It seems there are two extreme groups of people in this world. Those who care very little about grammatical structure and those who are endearingly called “grammar police“, who cling to the rules as if they were scripture (or at least the rules they know). One of the most beloved devices for the second group of people to use is the very popular, yet often misunderstood comma.
We, as grammar police, love to use that little device, the comma, to string together multiple ideas, sentences, and lists, oftentimes, even when we don’t need to (see what I did there?).
Part of the reason may be because a lot of us aren’t sure what the rules dictate as to when to use them or not, instead inserting them into sentences whenever we feel there should be a slight pause when reading the sentence out loud or in our heads. This usually translates into an abundance of commas, just to remain on the safe-side of the grammar law books. Because there’s nothing worse than a run-on sentence. Well, except maybe starting a sentence with ‘Because’…
However, there is one professor who seems to be taking the side of the text-happy, grammar-dismissing thugs of the English language. Professor John McWhorter, an associate professor of English and comparative literature at Columbia University, believes that in today’s language, commas are unnecessary, and in fact, removing them from most text would cause little loss of clarity.
McWhorter said that as Internet users and even some writers become increasingly idiosyncratic – if not indifferent – in their use of the punctuation mark, it may have outstayed its welcome, ‘The Times’ reported.
You “could take them out of a great deal of modern American texts and you would probably suffer so little loss of clarity that there could even be a case made for not using commas at all,” McWhorter said.

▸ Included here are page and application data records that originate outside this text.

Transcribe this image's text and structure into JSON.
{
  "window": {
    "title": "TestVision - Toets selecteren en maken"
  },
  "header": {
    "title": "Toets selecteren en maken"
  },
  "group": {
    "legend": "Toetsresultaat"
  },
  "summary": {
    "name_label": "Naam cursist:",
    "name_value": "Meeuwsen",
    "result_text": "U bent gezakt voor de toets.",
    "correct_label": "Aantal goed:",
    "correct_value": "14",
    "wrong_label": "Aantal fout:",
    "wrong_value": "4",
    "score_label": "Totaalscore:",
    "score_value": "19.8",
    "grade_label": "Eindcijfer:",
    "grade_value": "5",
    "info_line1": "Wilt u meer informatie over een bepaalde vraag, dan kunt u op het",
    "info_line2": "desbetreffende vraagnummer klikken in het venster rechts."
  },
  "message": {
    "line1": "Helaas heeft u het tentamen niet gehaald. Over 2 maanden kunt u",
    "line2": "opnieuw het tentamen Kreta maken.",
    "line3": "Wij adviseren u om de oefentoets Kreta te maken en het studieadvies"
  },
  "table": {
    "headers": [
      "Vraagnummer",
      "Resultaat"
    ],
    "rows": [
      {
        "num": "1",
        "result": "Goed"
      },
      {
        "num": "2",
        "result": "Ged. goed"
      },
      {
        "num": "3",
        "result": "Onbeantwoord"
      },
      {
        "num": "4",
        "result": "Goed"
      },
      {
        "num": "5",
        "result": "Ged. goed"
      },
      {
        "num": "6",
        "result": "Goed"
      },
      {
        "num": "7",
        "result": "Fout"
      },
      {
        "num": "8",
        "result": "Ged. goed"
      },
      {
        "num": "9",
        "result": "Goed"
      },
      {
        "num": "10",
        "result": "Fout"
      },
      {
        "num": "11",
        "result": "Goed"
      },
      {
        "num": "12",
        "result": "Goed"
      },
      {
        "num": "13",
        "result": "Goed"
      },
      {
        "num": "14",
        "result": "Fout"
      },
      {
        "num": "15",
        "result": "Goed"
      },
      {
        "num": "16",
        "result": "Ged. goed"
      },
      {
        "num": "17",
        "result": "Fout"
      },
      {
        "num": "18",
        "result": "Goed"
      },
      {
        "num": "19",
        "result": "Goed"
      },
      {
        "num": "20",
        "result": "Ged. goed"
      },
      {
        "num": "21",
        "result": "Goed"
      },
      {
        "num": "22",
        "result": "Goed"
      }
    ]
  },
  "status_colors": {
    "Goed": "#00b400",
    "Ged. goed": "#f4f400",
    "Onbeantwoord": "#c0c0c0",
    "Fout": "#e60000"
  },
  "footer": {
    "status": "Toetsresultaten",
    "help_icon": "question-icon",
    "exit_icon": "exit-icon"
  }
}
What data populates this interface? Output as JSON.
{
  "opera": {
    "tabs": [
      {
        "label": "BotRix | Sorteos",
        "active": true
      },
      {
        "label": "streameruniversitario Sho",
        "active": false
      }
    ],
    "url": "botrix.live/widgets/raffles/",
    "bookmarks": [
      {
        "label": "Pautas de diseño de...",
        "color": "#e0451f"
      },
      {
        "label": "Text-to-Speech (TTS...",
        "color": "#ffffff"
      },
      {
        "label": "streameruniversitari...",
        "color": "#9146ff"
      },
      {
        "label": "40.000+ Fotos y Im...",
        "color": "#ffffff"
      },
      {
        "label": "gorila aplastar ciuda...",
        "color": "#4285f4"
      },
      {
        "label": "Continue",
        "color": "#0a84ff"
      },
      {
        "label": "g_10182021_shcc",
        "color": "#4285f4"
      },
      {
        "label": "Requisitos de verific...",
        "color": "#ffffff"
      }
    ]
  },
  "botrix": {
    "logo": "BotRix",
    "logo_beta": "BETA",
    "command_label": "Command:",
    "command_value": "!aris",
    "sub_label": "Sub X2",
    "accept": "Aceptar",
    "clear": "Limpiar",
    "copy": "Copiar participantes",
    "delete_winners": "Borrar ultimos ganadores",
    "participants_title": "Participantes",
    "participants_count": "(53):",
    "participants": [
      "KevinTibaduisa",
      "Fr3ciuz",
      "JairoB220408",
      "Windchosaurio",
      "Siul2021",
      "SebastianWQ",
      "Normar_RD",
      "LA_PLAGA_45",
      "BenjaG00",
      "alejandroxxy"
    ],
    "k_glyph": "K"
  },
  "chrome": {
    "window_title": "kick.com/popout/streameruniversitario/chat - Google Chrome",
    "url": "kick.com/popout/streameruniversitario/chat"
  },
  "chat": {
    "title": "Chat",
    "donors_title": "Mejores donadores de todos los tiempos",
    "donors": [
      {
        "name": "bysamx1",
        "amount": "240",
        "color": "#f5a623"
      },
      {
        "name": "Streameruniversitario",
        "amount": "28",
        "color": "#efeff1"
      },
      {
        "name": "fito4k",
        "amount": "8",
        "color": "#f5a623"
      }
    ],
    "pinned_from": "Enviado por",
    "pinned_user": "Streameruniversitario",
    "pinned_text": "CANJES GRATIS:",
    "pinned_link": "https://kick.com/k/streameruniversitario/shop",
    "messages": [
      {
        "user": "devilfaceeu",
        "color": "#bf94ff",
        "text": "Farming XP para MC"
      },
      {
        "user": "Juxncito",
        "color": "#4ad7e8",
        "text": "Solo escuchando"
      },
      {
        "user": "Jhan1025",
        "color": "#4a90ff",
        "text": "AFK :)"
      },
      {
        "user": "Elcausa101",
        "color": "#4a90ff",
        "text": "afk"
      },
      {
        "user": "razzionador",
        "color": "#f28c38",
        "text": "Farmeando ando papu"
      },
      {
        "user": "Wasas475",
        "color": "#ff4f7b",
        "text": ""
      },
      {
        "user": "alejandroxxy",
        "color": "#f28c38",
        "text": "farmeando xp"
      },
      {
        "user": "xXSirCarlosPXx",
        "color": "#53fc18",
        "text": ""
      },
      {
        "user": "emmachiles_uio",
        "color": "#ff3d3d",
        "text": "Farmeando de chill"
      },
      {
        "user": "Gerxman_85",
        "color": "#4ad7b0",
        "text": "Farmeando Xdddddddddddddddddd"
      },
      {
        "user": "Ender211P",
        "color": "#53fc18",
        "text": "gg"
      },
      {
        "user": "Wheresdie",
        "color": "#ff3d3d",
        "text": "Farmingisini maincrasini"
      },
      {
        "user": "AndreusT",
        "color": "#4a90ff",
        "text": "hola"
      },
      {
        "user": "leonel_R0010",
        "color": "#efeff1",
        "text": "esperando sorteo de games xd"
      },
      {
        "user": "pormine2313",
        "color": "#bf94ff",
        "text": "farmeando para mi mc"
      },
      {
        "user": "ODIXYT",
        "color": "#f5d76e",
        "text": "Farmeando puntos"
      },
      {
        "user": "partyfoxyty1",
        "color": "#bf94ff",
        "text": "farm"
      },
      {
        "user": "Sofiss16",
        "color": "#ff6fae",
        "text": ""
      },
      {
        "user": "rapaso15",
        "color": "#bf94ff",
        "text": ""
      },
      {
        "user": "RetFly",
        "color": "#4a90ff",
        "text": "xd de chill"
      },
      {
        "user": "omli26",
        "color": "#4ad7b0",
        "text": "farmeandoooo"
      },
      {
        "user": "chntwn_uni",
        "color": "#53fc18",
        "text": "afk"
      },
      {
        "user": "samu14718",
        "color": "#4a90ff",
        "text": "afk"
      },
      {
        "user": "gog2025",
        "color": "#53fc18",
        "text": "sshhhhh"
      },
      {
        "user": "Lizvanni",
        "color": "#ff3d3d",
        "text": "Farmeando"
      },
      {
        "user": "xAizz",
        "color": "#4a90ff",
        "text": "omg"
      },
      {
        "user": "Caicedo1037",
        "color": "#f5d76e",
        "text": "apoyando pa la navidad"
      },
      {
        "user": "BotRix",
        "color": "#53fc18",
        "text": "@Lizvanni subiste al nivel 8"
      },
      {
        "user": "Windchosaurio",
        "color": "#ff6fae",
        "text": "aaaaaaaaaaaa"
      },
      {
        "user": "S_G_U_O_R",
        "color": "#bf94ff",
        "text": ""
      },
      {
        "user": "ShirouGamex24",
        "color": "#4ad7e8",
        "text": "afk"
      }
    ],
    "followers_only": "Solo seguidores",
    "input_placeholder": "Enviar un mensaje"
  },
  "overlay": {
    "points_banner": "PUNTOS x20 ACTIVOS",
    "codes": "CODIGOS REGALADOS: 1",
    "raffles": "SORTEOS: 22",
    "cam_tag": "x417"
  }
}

However, while Professor McWhorter may be right in some sense (I mean, nowadays if we can understand what someone is saying when they write, “LOL ROFL, TXT U SOON. G2G!” it’s hard to make the claim that a little thing like a missing comma would throw the meaning of a sentence into chaos, does it mean we should abandon its usage altogether? If you go by Professor McWhorter’s reasoning, then why not get rid of capitalization? I don’t think anyone would be confused by a sentence that began with a lower-case letter. While we’re at it, there’s no real need for superlatives and adjectives either. And in fact, written language altogether can go by the wayside. Why not go with the basic cave-paintings of yesteryear? Alright, maybe I got carried away there. But my point is that language is more than just a basic relay of information in as short of a way as possible. Language is a form of art. It is a tool by which to express oneself and describe all the subtleties that exist in one’s mind. By limiting the tools in an artist’s toolbox, you get less pleasing art. The same is true for language. By taking away something just because it’s not necessary, all you’re doing is changing the Mona Lisa to a stick figure drawing.

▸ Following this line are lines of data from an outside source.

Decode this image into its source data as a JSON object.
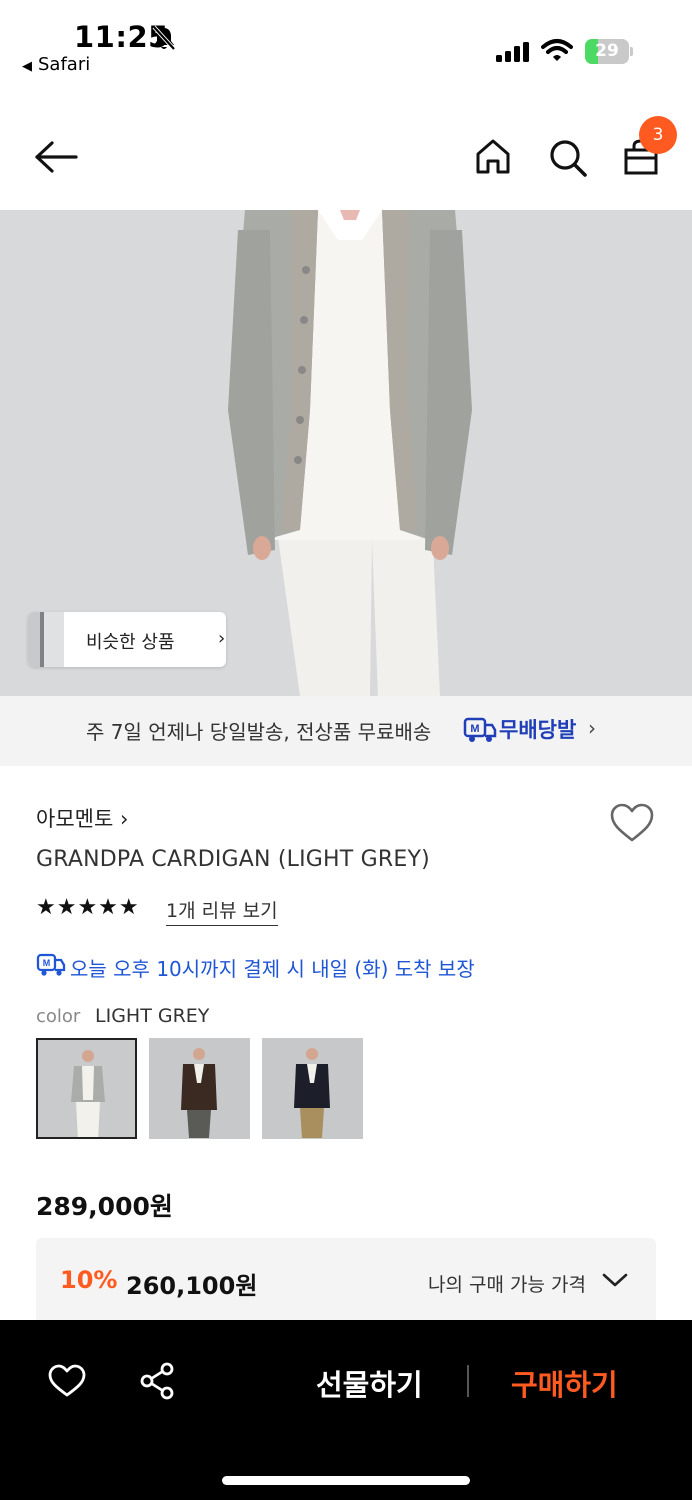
{
  "status_bar": {
    "time": "11:25",
    "back_app": "Safari",
    "battery": "29",
    "battery_level": 0.29
  },
  "nav": {
    "cart_count": "3"
  },
  "hero": {
    "similar_label": "비슷한 상품"
  },
  "delivery_banner": {
    "text": "주 7일 언제나 당일발송, 전상품 무료배송",
    "brand": "무배당발"
  },
  "product": {
    "brand": "아모멘토",
    "name": "GRANDPA CARDIGAN (LIGHT GREY)",
    "stars": "★★★★★",
    "rating": 5,
    "review_link": "1개 리뷰 보기",
    "arrival_notice": "오늘 오후 10시까지 결제 시 내일 (화) 도착 보장",
    "color_key": "color",
    "color_value": "LIGHT GREY",
    "price": "289,000원",
    "discount_percent": "10%",
    "discount_price": "260,100원",
    "my_price_label": "나의 구매 가능 가격"
  },
  "bottom_bar": {
    "gift_label": "선물하기",
    "buy_label": "구매하기"
  },
  "colors": {
    "accent": "#ff5a1f",
    "link_blue": "#1f56d6",
    "mu_blue": "#1f3fb8"
  }
}
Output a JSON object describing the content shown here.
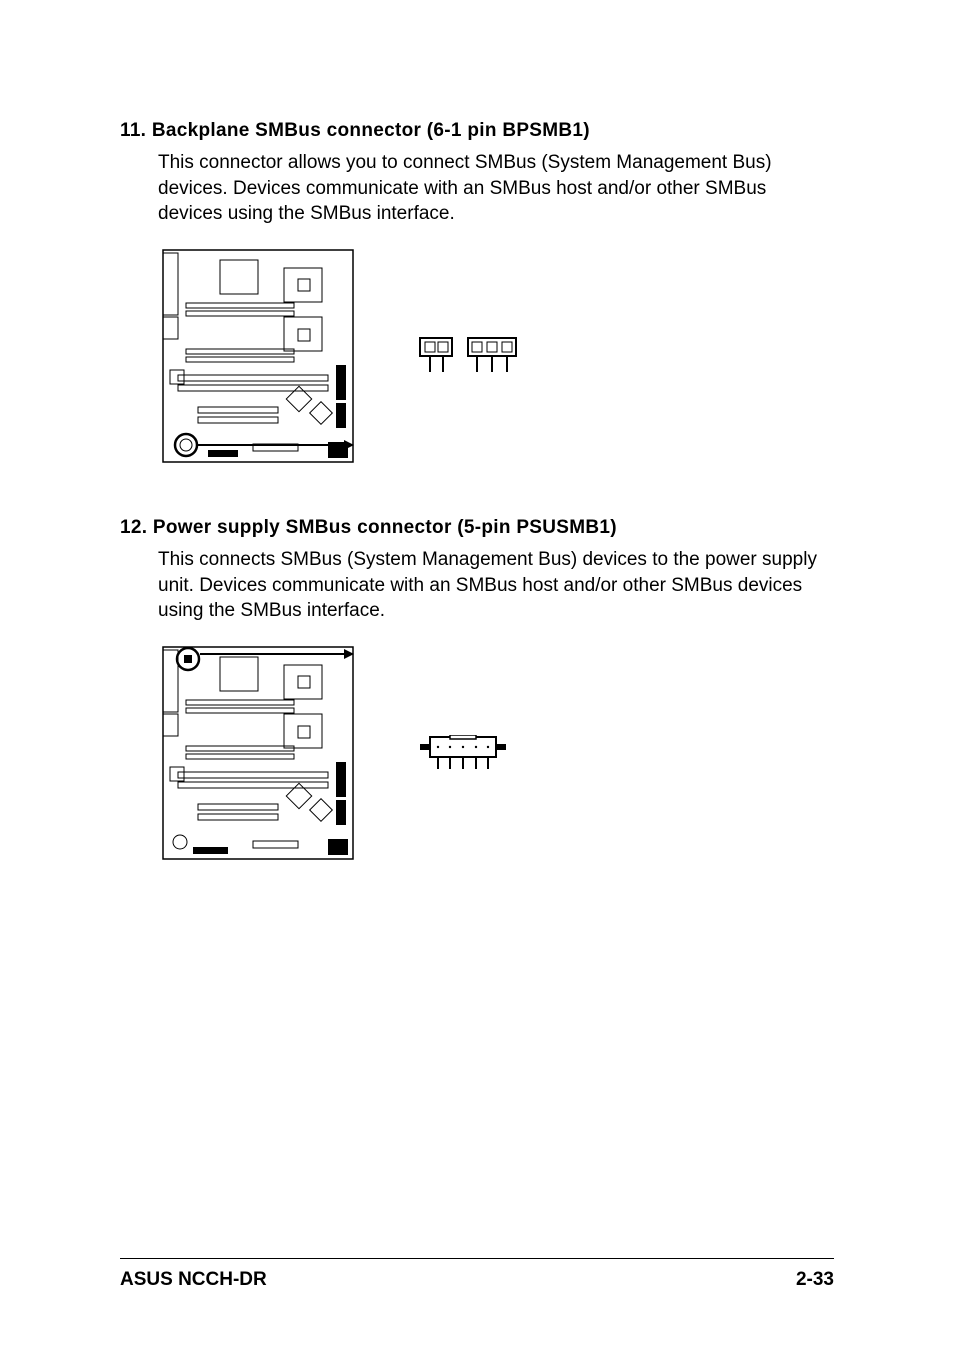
{
  "sections": [
    {
      "num": "11.",
      "title": "Backplane SMBus connector (6-1 pin BPSMB1)",
      "body": "This connector allows you to connect SMBus (System Management Bus) devices. Devices communicate with an SMBus host and/or other SMBus devices using the SMBus interface."
    },
    {
      "num": "12.",
      "title": "Power supply SMBus connector (5-pin PSUSMB1)",
      "body": "This connects SMBus (System Management Bus) devices to the power supply unit. Devices communicate with an SMBus host and/or other SMBus devices using the SMBus interface."
    }
  ],
  "footer": {
    "left": "ASUS NCCH-DR",
    "right": "2-33"
  }
}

I’m a little surprised someone who has spent his entire career rising to the ranks of a Columbia University English professor would be so willing to devalue the artform he holds so dear. Although, it could just be that he’s at the point where he’s had to read so many grammatically incorrect papers with commas thrown in every which way by his millenial students, that he’s to the point where he wants to just get rid of them entirely. That actually would make a lot of sense.
If you can’t beat ’em, join ’em.